Count Walker among those observers who probably didn’t think the dad caddie approach was the best one. Speaking of Zhang and her dad’s decision to go for the green on the second shot with a wood at No. 15, instead of laying up, Walker said, “I think that was a reminder to everyone that she’s  years old. She doesn’t have a professional caddie on her bag. She’s loved the experience with her dad on the bag. But if you have Bones Mackay on the bag, I think Bones is forcing an iron into your hand no matter what she is trying to do. So, she got away with it, and we’ll be thankful for that. But I think she and her dad will be having words about 15 tonight.”
After the round, Zhang spoke of debating with her dad about the best play on 15. She said she was “adamant” about laying up at first, but changed her mind after they talked. “I knew that my wedge game was very spot on the whole week,” Zhang said. “So I feel like it was definitely a smarter decision for me to lay up. Unfortunately, that’s not what I did. But that’s OK.”
Zhang, who earlier in the week was talking about using a local caddie before deciding on her dad on Friday, reiterated what it meant for him to be by her side. “I felt like even though an Augusta caddie is super knowledgeable at Augusta National, they’ve probably caddied for X number of years and their advice is very helpful … but I felt like at this stage I really wanted someone comfortable on my bag.
“It was a very difficult decision to kind of go through for me, but I really felt like it was the right decision to have him be a part of my journey, especially on the last day. Coming down the stretch I wouldn’t have wanted anyone else on the bag.”
In her press conference, Zhang shared a funny story from her freshman year of college. Apparently, her new teammates were a big taken aback by how stoic she seemed.
“There was this joke in freshman year, my teammates would probably not agree with me now, but everyone thought that I was dead inside,” Zhang said, laughing. “I understand that not a lot of people agree with that now, but it was the whole joke in my freshman dorm that Rose just doesn’t have any emotion.
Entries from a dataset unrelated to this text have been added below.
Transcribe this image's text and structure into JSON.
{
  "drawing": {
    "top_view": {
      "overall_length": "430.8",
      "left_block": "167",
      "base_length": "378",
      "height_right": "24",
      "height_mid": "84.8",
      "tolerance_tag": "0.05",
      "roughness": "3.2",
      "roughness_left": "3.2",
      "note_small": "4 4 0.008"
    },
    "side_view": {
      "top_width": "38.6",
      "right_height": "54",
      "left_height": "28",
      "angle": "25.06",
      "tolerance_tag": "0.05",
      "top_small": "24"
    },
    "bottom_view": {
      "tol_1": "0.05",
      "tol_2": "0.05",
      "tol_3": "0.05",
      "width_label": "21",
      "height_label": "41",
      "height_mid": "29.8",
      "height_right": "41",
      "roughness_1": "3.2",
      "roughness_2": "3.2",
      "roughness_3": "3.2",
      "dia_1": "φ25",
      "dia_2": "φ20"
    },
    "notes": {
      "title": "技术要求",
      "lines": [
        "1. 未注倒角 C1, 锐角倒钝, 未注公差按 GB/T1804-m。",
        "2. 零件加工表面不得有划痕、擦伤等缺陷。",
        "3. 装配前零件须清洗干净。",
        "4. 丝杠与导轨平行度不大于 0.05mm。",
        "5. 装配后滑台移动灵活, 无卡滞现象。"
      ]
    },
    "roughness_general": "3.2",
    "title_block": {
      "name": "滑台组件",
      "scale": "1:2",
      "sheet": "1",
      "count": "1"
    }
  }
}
She’s just dead inside.
I kind of played along with it, thought it was funny and something that I guess I’m proud of.”